    Our advice: Don't fool yourself! Know what you are getting into and the consequences. If you are commited to your real-world relationship, then don't do anything without involving your spouse/partner. Get your partner online with you to 'share' your chat. If you find yourself "flirting" with someone online, then at a minimum, share your dialogs and feelings with your spouse - the whole thing - within 24 hours of each online experience.

    And make sure that your cyber-friend knows exactly your real life situation and your solid commitment to your partner - he/she is human and potentially vulnerable too.

    Some interesting dialogs have taken place on whether there is such a thing as cheating on a real world spouse or lover by having a cyber-relationship. The consensus among these chatters seemed to be that anything - feelings or facts - that you withhold from your real world partner is equivalent to cheating on your partner, whether or not it involves physical contact. Be warned - it's not just a computer and text.
  • A Crime by Any Other Name Another dangerous flight from reality is when people take on the mistaken belief that they can say things that are illegal in the real world. One reason for this believe is that "it's ok, because nobody believes anything on the internet" and another is that one is completely anonymous and can never be caught. Both these premises are dangerously mistaken. Over the years, the legal system (at least in the United States) has held a consistent position that anything thing that is illegal to do or say in the real world is illegal on the internet. And don't believe that you will not get identified. While internet chat over a dial-up modem is fairly anonymous with normal use, it is not at all anonymous when you do something illegal. In this case, a legal authority can typically get authorization for access to the logs of your internet provider and determine your IP address at any given point in time, and connect that with the internet addresses that may be logged on your chat server. "Anonymizers" can reduce this record to some extent, but computers leave huge trails of breadcrumbs for investigators to trace, and you will never really know whether your trail is clean. Use common sense and basic decency and you will stay out of trouble.

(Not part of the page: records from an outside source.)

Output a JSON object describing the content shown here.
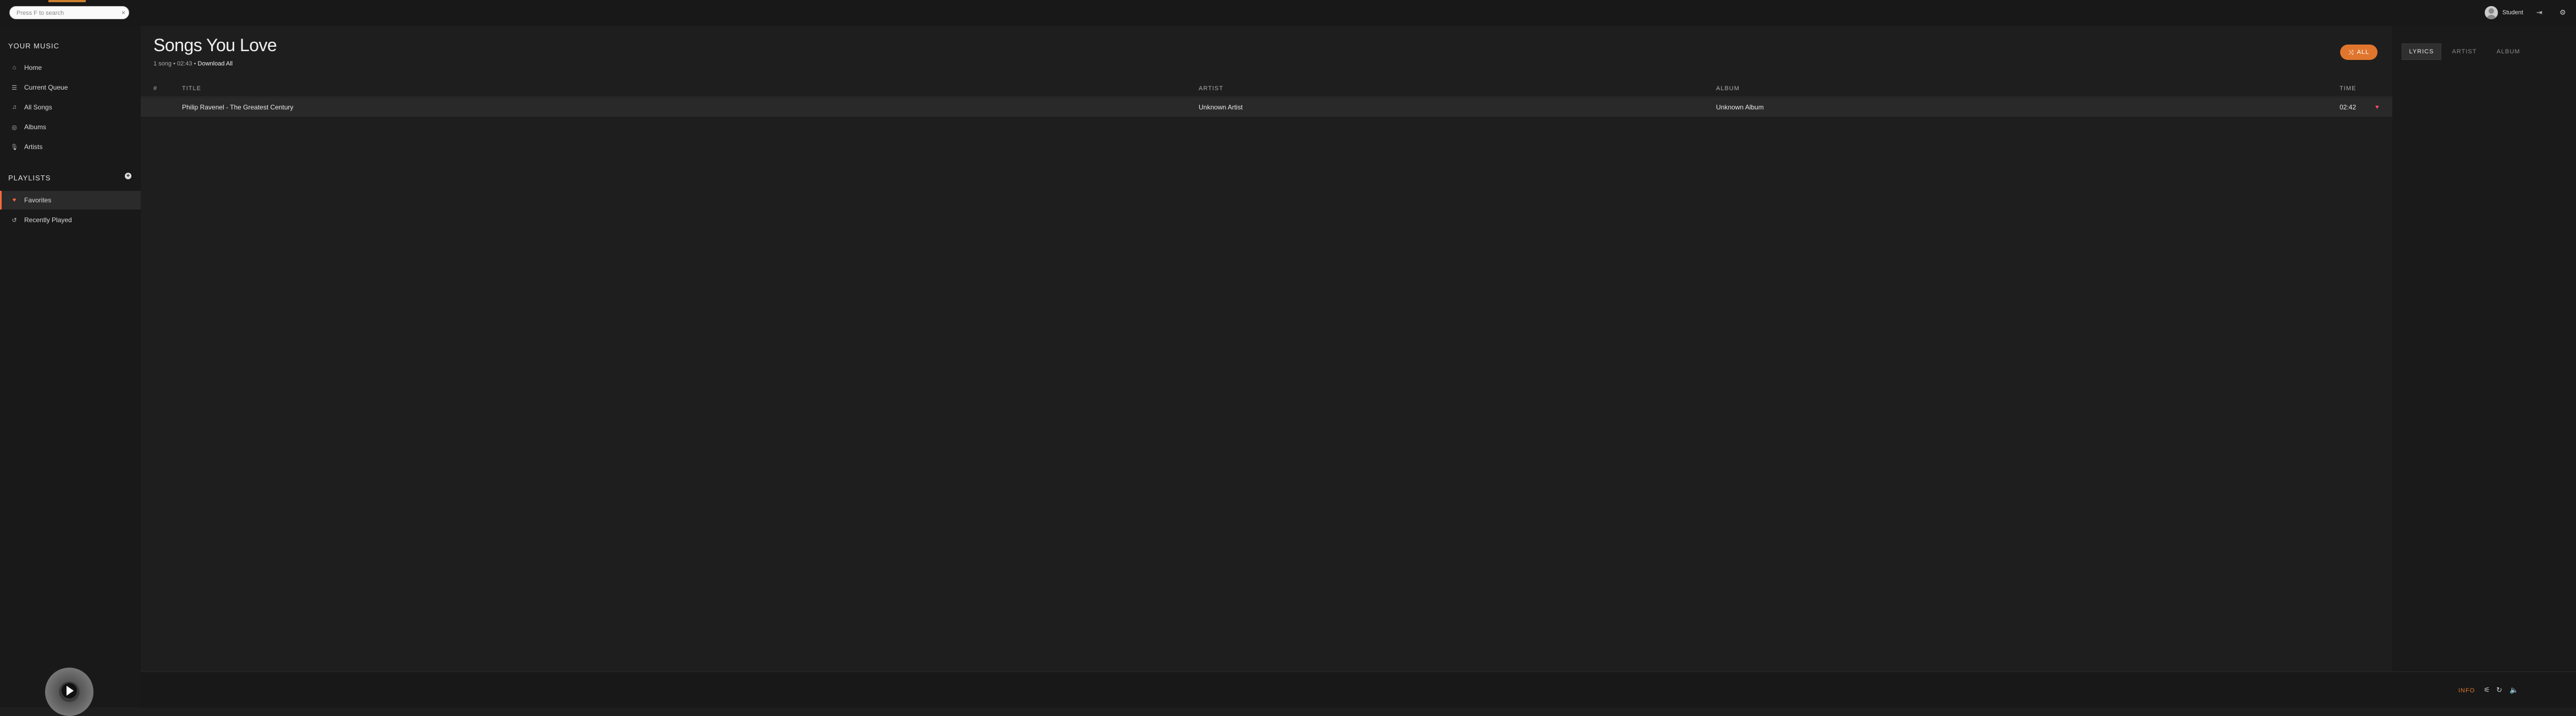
{
  "search": {
    "placeholder": "Press F to search",
    "clear_icon": "x-icon"
  },
  "user": {
    "name": "Student"
  },
  "sidebar": {
    "your_music_heading": "YOUR MUSIC",
    "items": [
      {
        "label": "Home",
        "icon": "home-icon"
      },
      {
        "label": "Current Queue",
        "icon": "queue-icon"
      },
      {
        "label": "All Songs",
        "icon": "music-note-icon"
      },
      {
        "label": "Albums",
        "icon": "disc-icon"
      },
      {
        "label": "Artists",
        "icon": "microphone-icon"
      }
    ],
    "playlists_heading": "PLAYLISTS",
    "playlists": [
      {
        "label": "Favorites",
        "icon": "heart-icon",
        "active": true
      },
      {
        "label": "Recently Played",
        "icon": "history-icon",
        "active": false
      }
    ]
  },
  "main": {
    "title": "Songs You Love",
    "meta_count": "1 song",
    "meta_separator": "•",
    "meta_duration": "02:43",
    "meta_download": "Download All",
    "shuffle_label": "ALL",
    "columns": {
      "num": "#",
      "title": "TITLE",
      "artist": "ARTIST",
      "album": "ALBUM",
      "time": "TIME"
    },
    "songs": [
      {
        "title": "Philip Ravenel - The Greatest Century",
        "artist": "Unknown Artist",
        "album": "Unknown Album",
        "time": "02:42",
        "liked": true
      }
    ]
  },
  "extra_panel": {
    "tabs": [
      "LYRICS",
      "ARTIST",
      "ALBUM"
    ],
    "active_tab": "LYRICS"
  },
  "footer": {
    "info_label": "INFO"
  },
  "colors": {
    "accent": "#e0762d",
    "heart": "#ff4d6a",
    "active_border": "#ff6a3d"
  }
}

Less Dangerous Fantasies

a/s/l Some people misrepresent themselves with respect to the basic tags of "a/s/l", that is, "Age, sex and location". One kind of comical scenario is when men represent themselves as woman. I don't think this is very common (who knows?). The reason this is funny is that many men have a huge phobia about meeting a woman on chat who would turn out to be a man. They will avoid chat altogether just to avoid the possibly of such an encounter. Much more commonly, kids will represent themselves as older teens or 20 year olds. Also some people past their prime will represent themselves (through avatars or text) as being younger than they really are.

Our advice is to be honest about your age, sex and location (country or large city, not your street name). Some can and will misrepresent these things, but from our point of view, such people primarily hurt themselves. You may want to explore a range of different personalities, that you can't risk trying in the real world. But what good is there in putting yourself out as something you can never be? Part of learning and growing is accepting yourself as you are, and move on from there. Only then can you benefit from your experience after the computer is switched off.

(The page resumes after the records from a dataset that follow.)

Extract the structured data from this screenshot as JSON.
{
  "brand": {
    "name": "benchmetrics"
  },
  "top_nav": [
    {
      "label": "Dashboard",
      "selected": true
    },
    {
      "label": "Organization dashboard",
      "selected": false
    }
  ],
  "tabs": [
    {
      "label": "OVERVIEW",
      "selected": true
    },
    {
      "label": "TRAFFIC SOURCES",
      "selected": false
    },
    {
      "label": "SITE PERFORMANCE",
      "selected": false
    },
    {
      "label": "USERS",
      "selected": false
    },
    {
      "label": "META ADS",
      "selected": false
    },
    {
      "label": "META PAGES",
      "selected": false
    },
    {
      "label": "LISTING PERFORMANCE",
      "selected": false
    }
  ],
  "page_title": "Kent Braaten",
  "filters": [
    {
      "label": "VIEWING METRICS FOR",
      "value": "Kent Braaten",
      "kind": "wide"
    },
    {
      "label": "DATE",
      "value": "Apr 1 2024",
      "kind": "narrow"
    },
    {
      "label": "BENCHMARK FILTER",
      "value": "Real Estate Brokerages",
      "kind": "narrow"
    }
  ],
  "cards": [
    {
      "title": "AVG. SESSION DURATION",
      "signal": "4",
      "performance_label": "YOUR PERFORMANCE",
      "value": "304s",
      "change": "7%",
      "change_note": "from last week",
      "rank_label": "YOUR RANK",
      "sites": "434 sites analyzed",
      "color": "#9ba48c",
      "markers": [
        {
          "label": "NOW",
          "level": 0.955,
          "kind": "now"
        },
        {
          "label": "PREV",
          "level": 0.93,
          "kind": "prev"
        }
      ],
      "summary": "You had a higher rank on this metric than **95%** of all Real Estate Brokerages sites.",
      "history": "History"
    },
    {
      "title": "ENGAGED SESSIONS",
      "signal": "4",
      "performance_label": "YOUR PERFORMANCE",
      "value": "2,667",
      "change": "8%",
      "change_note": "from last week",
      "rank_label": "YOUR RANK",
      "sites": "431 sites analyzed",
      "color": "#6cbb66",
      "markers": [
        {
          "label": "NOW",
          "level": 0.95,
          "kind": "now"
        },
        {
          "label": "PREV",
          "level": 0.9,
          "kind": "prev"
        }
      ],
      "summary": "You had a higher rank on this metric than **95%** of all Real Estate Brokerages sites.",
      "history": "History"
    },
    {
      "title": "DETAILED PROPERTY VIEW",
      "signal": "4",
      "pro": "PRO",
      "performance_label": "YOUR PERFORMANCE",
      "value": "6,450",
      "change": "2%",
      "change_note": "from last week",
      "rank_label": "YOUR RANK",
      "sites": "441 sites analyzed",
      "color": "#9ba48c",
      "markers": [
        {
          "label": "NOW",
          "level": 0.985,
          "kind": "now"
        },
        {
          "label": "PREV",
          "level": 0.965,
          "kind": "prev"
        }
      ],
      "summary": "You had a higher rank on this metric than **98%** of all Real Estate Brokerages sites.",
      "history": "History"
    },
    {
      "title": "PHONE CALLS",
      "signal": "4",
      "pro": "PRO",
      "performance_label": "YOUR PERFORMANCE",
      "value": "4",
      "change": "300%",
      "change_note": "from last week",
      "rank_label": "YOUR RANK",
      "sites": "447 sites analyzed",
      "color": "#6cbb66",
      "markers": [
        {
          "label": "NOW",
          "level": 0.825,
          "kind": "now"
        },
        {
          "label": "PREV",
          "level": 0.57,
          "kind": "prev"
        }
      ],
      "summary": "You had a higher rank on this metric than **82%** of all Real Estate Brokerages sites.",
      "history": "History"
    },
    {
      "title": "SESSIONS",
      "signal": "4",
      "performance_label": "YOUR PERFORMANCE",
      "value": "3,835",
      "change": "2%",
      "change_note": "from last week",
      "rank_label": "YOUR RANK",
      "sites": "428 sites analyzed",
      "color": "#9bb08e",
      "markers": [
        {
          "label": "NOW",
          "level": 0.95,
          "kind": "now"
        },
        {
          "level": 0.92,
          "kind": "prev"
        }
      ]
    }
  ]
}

So How Real Am I?

Pretty real. Relax, play and have fun and try stuff. But never forget who you are, and never forget that there are real, living people on the other side - just like your family. Handle yourself and others with care.